Cool heads must prevail as Europe confronts terror threat
Europeans are questioning their security and tourism could be hit but the answer cannot be in turning to right-wing politicians who stir fear and anger
Western Europe is among the world’s safest and most stable regions. That is a major reason why so many refugees from conflict zones have made their way there. But that has been tainted after attacks on ordinary people in France and Germany in recent weeks. Governments, residents and visitors have to keep matters in perspective to prevent emotions from getting out of hand.
It is odd to see the nations named along with Belgium on the Hong Kong Security Bureau’s amber travel alert list beside less-developed countries. But after a string of attacks in which dozens have been killed, the latest an elderly priest whose throat was slit by a known would-be jihadist who had interrupted a service at a church near the French town of Rouen, there is every justification for caution. French President Francois Hollande responded by saying that the threat to Europe from Islamists had never been so severe. Islamic State has claimed responsibility for several of the incidents, but until each case is thoroughly investigated, it cannot be said for certain how closely the terror group was involved, if at all.
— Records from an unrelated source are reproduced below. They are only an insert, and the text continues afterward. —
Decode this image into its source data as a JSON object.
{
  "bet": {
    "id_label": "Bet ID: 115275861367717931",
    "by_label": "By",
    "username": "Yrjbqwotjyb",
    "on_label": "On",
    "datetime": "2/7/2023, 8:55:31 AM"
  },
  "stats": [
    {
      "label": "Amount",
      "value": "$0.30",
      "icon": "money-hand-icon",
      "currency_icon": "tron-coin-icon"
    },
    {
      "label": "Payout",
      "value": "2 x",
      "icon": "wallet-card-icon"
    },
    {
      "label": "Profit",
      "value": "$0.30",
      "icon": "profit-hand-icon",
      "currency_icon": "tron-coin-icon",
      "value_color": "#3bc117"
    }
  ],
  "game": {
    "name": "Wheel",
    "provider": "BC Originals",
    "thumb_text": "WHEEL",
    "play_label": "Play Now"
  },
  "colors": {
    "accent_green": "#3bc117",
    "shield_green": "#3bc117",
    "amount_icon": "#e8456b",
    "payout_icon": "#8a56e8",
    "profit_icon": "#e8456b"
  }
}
Europeans are questioning their security and tourism could be hit. Unlike the attacks in March at Brussels airport or in Paris last year, there was nothing sophisticated about the four incidents that occurred over a week in the southern German state of Bavaria: an axe wielded by an Afghan against train passengers, Hongkongers among them, near Wuerzburg; a pistol fired by a teenager of dual German and Iranian nationality at a fast-food restaurant in Munich and a machete-carrying Syrian at another in Reutlingen; and a suicide bombing by another Syrian, a failed asylum seeker, outside a music festival at Ansbach. They came just two weeks after a Tunisian immigrant drove a truck into a crowd in the French city of Nice, killing 84.
A backlash against migrants and asylum seekers could lead to further violence. Right-wing politicians and groups with anti-immigrant agendas have stirred fear and anger and support for them is growing. That is a challenge for leaders, Hollande and Germany’s Angela Merkel among them, and the peaceful societies that decades of economic and social policies have helped create.
Random acts of violence are difficult, often even impossible, to prevent. Europe is no more dangerous today than before the attacks, as low homicide rates attest. Stepped-up intelligence and security are important, but cool-headed leadership and grit and spirit are what is needed above all else to overcome the threat.